*** PROVIDED RECORDS ***
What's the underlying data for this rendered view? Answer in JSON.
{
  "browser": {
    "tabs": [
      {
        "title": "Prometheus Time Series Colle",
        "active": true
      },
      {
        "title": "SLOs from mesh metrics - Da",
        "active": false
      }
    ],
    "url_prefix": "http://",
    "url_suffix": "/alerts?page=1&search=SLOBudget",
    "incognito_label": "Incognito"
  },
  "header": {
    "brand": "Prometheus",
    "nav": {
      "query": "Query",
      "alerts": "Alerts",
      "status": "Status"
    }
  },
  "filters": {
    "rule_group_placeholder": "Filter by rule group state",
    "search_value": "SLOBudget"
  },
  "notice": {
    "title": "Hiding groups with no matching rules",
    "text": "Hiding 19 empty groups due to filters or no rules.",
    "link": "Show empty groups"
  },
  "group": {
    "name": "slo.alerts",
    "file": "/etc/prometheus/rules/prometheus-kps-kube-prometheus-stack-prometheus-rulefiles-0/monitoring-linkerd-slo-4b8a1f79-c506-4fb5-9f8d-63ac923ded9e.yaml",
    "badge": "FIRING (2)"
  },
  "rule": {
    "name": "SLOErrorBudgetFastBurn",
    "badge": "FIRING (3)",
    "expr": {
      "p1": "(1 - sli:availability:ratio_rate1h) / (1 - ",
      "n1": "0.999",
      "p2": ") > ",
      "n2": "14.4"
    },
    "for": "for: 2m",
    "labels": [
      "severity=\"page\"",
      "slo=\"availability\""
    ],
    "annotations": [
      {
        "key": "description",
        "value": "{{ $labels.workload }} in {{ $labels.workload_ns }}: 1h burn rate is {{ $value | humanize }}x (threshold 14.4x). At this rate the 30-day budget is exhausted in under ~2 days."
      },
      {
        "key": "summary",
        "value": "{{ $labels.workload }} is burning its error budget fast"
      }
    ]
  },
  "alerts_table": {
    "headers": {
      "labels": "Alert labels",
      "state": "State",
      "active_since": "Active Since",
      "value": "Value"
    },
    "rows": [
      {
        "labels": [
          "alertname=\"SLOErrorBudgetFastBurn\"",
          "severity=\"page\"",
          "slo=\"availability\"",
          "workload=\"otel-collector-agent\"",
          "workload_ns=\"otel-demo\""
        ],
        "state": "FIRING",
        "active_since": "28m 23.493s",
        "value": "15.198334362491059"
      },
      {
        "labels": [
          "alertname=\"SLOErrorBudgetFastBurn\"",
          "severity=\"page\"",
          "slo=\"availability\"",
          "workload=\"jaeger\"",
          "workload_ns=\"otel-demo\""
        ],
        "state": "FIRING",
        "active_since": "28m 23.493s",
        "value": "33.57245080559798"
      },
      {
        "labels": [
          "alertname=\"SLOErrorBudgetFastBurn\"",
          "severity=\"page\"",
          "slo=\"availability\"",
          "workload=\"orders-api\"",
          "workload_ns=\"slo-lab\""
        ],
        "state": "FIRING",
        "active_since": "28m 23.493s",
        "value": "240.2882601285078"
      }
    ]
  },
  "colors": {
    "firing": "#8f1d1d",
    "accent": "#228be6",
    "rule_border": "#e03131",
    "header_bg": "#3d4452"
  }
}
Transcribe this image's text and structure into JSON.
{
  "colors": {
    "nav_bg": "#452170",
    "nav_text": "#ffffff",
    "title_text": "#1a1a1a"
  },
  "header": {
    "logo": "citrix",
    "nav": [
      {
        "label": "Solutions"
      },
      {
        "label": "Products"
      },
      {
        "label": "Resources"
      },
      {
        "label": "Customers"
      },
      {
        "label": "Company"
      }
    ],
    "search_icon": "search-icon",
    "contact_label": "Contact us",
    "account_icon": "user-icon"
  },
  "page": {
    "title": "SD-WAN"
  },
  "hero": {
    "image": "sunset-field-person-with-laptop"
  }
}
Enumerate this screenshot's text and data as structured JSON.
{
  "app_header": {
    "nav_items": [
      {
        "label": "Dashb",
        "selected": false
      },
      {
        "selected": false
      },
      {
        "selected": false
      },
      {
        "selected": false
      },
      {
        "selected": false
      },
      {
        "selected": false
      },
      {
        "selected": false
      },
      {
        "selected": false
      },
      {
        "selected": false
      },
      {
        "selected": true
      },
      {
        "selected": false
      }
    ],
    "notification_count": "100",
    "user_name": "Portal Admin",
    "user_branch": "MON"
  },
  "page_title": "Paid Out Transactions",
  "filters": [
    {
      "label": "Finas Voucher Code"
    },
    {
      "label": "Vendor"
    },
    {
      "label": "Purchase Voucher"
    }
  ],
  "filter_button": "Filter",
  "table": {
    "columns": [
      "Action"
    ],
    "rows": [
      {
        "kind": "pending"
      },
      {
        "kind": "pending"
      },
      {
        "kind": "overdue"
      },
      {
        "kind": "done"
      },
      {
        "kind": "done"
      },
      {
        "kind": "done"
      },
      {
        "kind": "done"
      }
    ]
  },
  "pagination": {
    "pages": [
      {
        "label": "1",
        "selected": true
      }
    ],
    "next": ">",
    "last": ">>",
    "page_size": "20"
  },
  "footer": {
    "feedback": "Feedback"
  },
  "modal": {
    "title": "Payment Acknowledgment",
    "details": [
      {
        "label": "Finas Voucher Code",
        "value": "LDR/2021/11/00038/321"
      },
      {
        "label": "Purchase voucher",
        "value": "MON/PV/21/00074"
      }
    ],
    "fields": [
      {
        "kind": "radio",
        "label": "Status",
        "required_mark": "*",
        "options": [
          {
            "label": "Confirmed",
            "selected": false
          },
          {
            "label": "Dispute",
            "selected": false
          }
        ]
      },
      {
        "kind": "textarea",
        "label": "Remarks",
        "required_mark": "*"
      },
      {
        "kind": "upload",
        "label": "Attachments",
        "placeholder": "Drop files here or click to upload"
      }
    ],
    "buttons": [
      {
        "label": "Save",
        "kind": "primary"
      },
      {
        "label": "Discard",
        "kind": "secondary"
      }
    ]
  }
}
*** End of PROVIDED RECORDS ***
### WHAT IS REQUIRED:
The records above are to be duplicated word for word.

### EXERCISE OUTPUT:
What's the underlying data for this rendered view? Answer in JSON.
{
  "browser": {
    "tabs": [
      {
        "title": "Prometheus Time Series Colle",
        "active": true
      },
      {
        "title": "SLOs from mesh metrics - Da",
        "active": false
      }
    ],
    "url_prefix": "http://",
    "url_suffix": "/alerts?page=1&search=SLOBudget",
    "incognito_label": "Incognito"
  },
  "header": {
    "brand": "Prometheus",
    "nav": {
      "query": "Query",
      "alerts": "Alerts",
      "status": "Status"
    }
  },
  "filters": {
    "rule_group_placeholder": "Filter by rule group state",
    "search_value": "SLOBudget"
  },
  "notice": {
    "title": "Hiding groups with no matching rules",
    "text": "Hiding 19 empty groups due to filters or no rules.",
    "link": "Show empty groups"
  },
  "group": {
    "name": "slo.alerts",
    "file": "/etc/prometheus/rules/prometheus-kps-kube-prometheus-stack-prometheus-rulefiles-0/monitoring-linkerd-slo-4b8a1f79-c506-4fb5-9f8d-63ac923ded9e.yaml",
    "badge": "FIRING (2)"
  },
  "rule": {
    "name": "SLOErrorBudgetFastBurn",
    "badge": "FIRING (3)",
    "expr": {
      "p1": "(1 - sli:availability:ratio_rate1h) / (1 - ",
      "n1": "0.999",
      "p2": ") > ",
      "n2": "14.4"
    },
    "for": "for: 2m",
    "labels": [
      "severity=\"page\"",
      "slo=\"availability\""
    ],
    "annotations": [
      {
        "key": "description",
        "value": "{{ $labels.workload }} in {{ $labels.workload_ns }}: 1h burn rate is {{ $value | humanize }}x (threshold 14.4x). At this rate the 30-day budget is exhausted in under ~2 days."
      },
      {
        "key": "summary",
        "value": "{{ $labels.workload }} is burning its error budget fast"
      }
    ]
  },
  "alerts_table": {
    "headers": {
      "labels": "Alert labels",
      "state": "State",
      "active_since": "Active Since",
      "value": "Value"
    },
    "rows": [
      {
        "labels": [
          "alertname=\"SLOErrorBudgetFastBurn\"",
          "severity=\"page\"",
          "slo=\"availability\"",
          "workload=\"otel-collector-agent\"",
          "workload_ns=\"otel-demo\""
        ],
        "state": "FIRING",
        "active_since": "28m 23.493s",
        "value": "15.198334362491059"
      },
      {
        "labels": [
          "alertname=\"SLOErrorBudgetFastBurn\"",
          "severity=\"page\"",
          "slo=\"availability\"",
          "workload=\"jaeger\"",
          "workload_ns=\"otel-demo\""
        ],
        "state": "FIRING",
        "active_since": "28m 23.493s",
        "value": "33.57245080559798"
      },
      {
        "labels": [
          "alertname=\"SLOErrorBudgetFastBurn\"",
          "severity=\"page\"",
          "slo=\"availability\"",
          "workload=\"orders-api\"",
          "workload_ns=\"slo-lab\""
        ],
        "state": "FIRING",
        "active_since": "28m 23.493s",
        "value": "240.2882601285078"
      }
    ]
  },
  "colors": {
    "firing": "#8f1d1d",
    "accent": "#228be6",
    "rule_border": "#e03131",
    "header_bg": "#3d4452"
  }
}
Transcribe this image's text and structure into JSON.
{
  "colors": {
    "nav_bg": "#452170",
    "nav_text": "#ffffff",
    "title_text": "#1a1a1a"
  },
  "header": {
    "logo": "citrix",
    "nav": [
      {
        "label": "Solutions"
      },
      {
        "label": "Products"
      },
      {
        "label": "Resources"
      },
      {
        "label": "Customers"
      },
      {
        "label": "Company"
      }
    ],
    "search_icon": "search-icon",
    "contact_label": "Contact us",
    "account_icon": "user-icon"
  },
  "page": {
    "title": "SD-WAN"
  },
  "hero": {
    "image": "sunset-field-person-with-laptop"
  }
}
Enumerate this screenshot's text and data as structured JSON.
{
  "app_header": {
    "nav_items": [
      {
        "label": "Dashb",
        "selected": false
      },
      {
        "selected": false
      },
      {
        "selected": false
      },
      {
        "selected": false
      },
      {
        "selected": false
      },
      {
        "selected": false
      },
      {
        "selected": false
      },
      {
        "selected": false
      },
      {
        "selected": false
      },
      {
        "selected": true
      },
      {
        "selected": false
      }
    ],
    "notification_count": "100",
    "user_name": "Portal Admin",
    "user_branch": "MON"
  },
  "page_title": "Paid Out Transactions",
  "filters": [
    {
      "label": "Finas Voucher Code"
    },
    {
      "label": "Vendor"
    },
    {
      "label": "Purchase Voucher"
    }
  ],
  "filter_button": "Filter",
  "table": {
    "columns": [
      "Action"
    ],
    "rows": [
      {
        "kind": "pending"
      },
      {
        "kind": "pending"
      },
      {
        "kind": "overdue"
      },
      {
        "kind": "done"
      },
      {
        "kind": "done"
      },
      {
        "kind": "done"
      },
      {
        "kind": "done"
      }
    ]
  },
  "pagination": {
    "pages": [
      {
        "label": "1",
        "selected": true
      }
    ],
    "next": ">",
    "last": ">>",
    "page_size": "20"
  },
  "footer": {
    "feedback": "Feedback"
  },
  "modal": {
    "title": "Payment Acknowledgment",
    "details": [
      {
        "label": "Finas Voucher Code",
        "value": "LDR/2021/11/00038/321"
      },
      {
        "label": "Purchase voucher",
        "value": "MON/PV/21/00074"
      }
    ],
    "fields": [
      {
        "kind": "radio",
        "label": "Status",
        "required_mark": "*",
        "options": [
          {
            "label": "Confirmed",
            "selected": false
          },
          {
            "label": "Dispute",
            "selected": false
          }
        ]
      },
      {
        "kind": "textarea",
        "label": "Remarks",
        "required_mark": "*"
      },
      {
        "kind": "upload",
        "label": "Attachments",
        "placeholder": "Drop files here or click to upload"
      }
    ],
    "buttons": [
      {
        "label": "Save",
        "kind": "primary"
      },
      {
        "label": "Discard",
        "kind": "secondary"
      }
    ]
  }
}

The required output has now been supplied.